The film, told through Lortie’s eyes, ends with the four abandoning their plans for social animation and Lortie making a decision to follow the Roses and Simard. “He does not know what he is getting into,” Chartrand said.
Except for the beginning, the film is shot in black and white, not to evoke the past but to convey what Chartrand calls the “black misery” of poverty that existed among the villagers, with a reminder that among the 13 ethnic groups in Quebec at the time, only aboriginal people were poorer than the French Canadians.
The film has received mixed reviews, but Chartrand is not surprised. “When you touch upon important moments in history, you have to expect criticism.” The Vietnam War, draft dodgers, Woodstock, the hippie free love culture were all happening during this time, and the challenge was to re-create the atmosphere while remaining true to the facts, Chartrand said.
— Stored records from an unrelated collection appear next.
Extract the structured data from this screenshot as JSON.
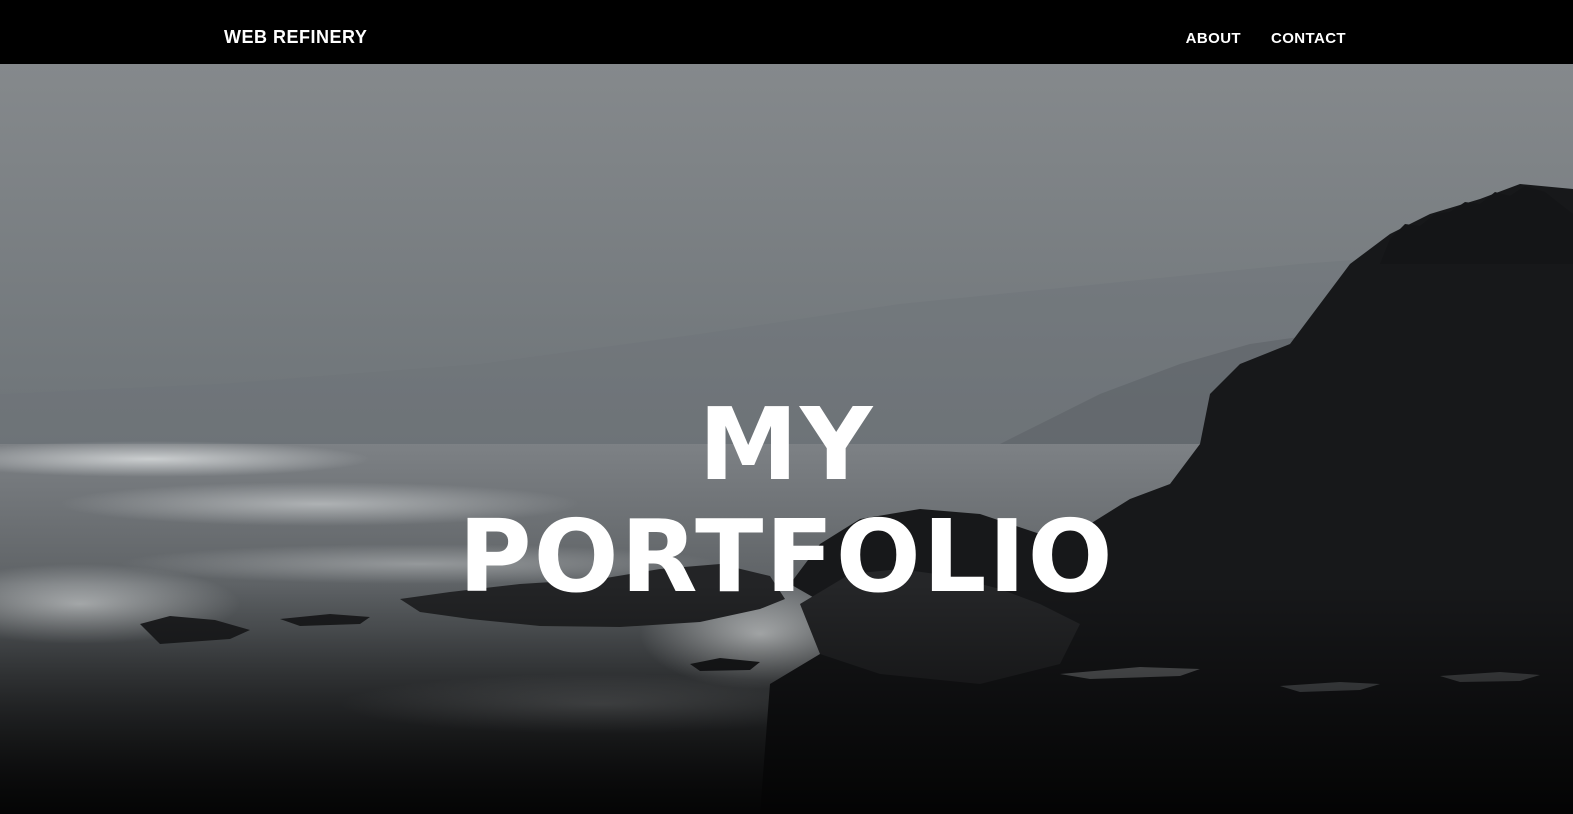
{
  "navbar": {
    "brand": "WEB REFINERY",
    "links": [
      {
        "label": "ABOUT"
      },
      {
        "label": "CONTACT"
      }
    ]
  },
  "hero": {
    "title_line1": "MY",
    "title_line2": "PORTFOLIO",
    "background": "stormy coastline photo (grayscale)"
  },
  "colors": {
    "navbar_bg": "#000000",
    "text": "#ffffff",
    "sky": "#7c8185",
    "rocks": "#17181a"
  }
}
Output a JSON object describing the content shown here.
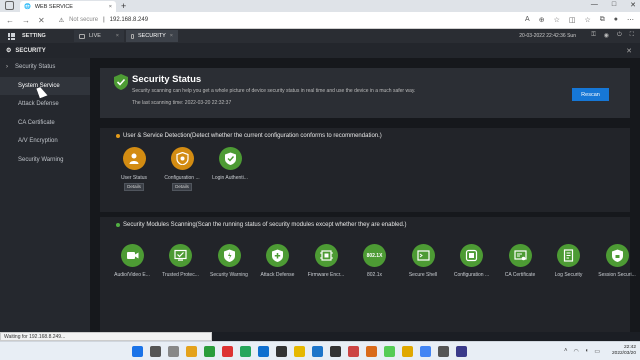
{
  "browser": {
    "tab_title": "WEB SERVICE",
    "tab_close": "×",
    "new_tab": "+",
    "not_secure": "Not secure",
    "url": "192.168.8.249",
    "window_controls": [
      "—",
      "□",
      "✕"
    ]
  },
  "app": {
    "setting_label": "SETTING",
    "tabs": [
      {
        "label": "LIVE"
      },
      {
        "label": "SECURITY"
      }
    ],
    "datetime": "20-03-2022 22:42:36 Sun",
    "page_title": "SECURITY"
  },
  "sidebar": {
    "items": [
      {
        "label": "Security Status"
      },
      {
        "label": "System Service"
      },
      {
        "label": "Attack Defense"
      },
      {
        "label": "CA Certificate"
      },
      {
        "label": "A/V Encryption"
      },
      {
        "label": "Security Warning"
      }
    ]
  },
  "status": {
    "title": "Security Status",
    "description": "Security scanning can help you get a whole picture of device security status in real time and use the device in a much safer way.",
    "last_scan": "The last scanning time: 2022-03-20 22:32:37",
    "rescan_label": "Rescan"
  },
  "user_detection": {
    "heading": "User & Service Detection(Detect whether the current configuration conforms to recommendation.)",
    "items": [
      {
        "label": "User Status",
        "details": "Details",
        "status_color": "#d38c12",
        "icon": "user-icon"
      },
      {
        "label": "Configuration ...",
        "details": "Details",
        "status_color": "#d38c12",
        "icon": "gear-shield-icon"
      },
      {
        "label": "Login Authenti...",
        "status_color": "#4d9b34",
        "icon": "check-shield-icon"
      }
    ]
  },
  "modules": {
    "heading": "Security Modules Scanning(Scan the running status of security modules except whether they are enabled.)",
    "items": [
      {
        "label": "Audio/Video E...",
        "icon": "video-icon"
      },
      {
        "label": "Trusted Protec...",
        "icon": "monitor-check-icon"
      },
      {
        "label": "Security Warning",
        "icon": "warning-shield-icon"
      },
      {
        "label": "Attack Defense",
        "icon": "shield-plus-icon"
      },
      {
        "label": "Firmware Encr...",
        "icon": "firmware-icon"
      },
      {
        "label": "802.1x",
        "icon": "8021x-icon",
        "icon_text": "802.1X"
      },
      {
        "label": "Secure Shell",
        "icon": "terminal-icon"
      },
      {
        "label": "Configuration ...",
        "icon": "config-icon"
      },
      {
        "label": "CA Certificate",
        "icon": "certificate-icon"
      },
      {
        "label": "Log Security",
        "icon": "log-icon"
      },
      {
        "label": "Session Securi...",
        "icon": "session-shield-icon"
      }
    ]
  },
  "statusbar": {
    "text": "Waiting for 192.168.8.249..."
  },
  "taskbar": {
    "time": "22:42",
    "date": "2022/03/20"
  }
}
He sees a parallel between the angry youth then and protesters wearing red squares today. “Most of those who placed bombs during the crisis were uneducated, angry, they were unemployed and poor with families to support. The Carre Rouges did not place bombs, they don’t have the same behaviour, or use the same tools. But many among them are like Paul Rose: they want to communicate and express their values. Their protest was not just about tuition hikes, it was also about taking their place in society, about not having corporations paying universities.”
Chartrand says that with Bill 101 and the existence of the Parti Québécois, things have evolved to a degree. But like his father, he sees the PQ as capitalist whereas he leans toward socialism. “Before it was the English who wanted money in their pockets, now it is the French. It reflects a certain mentality.”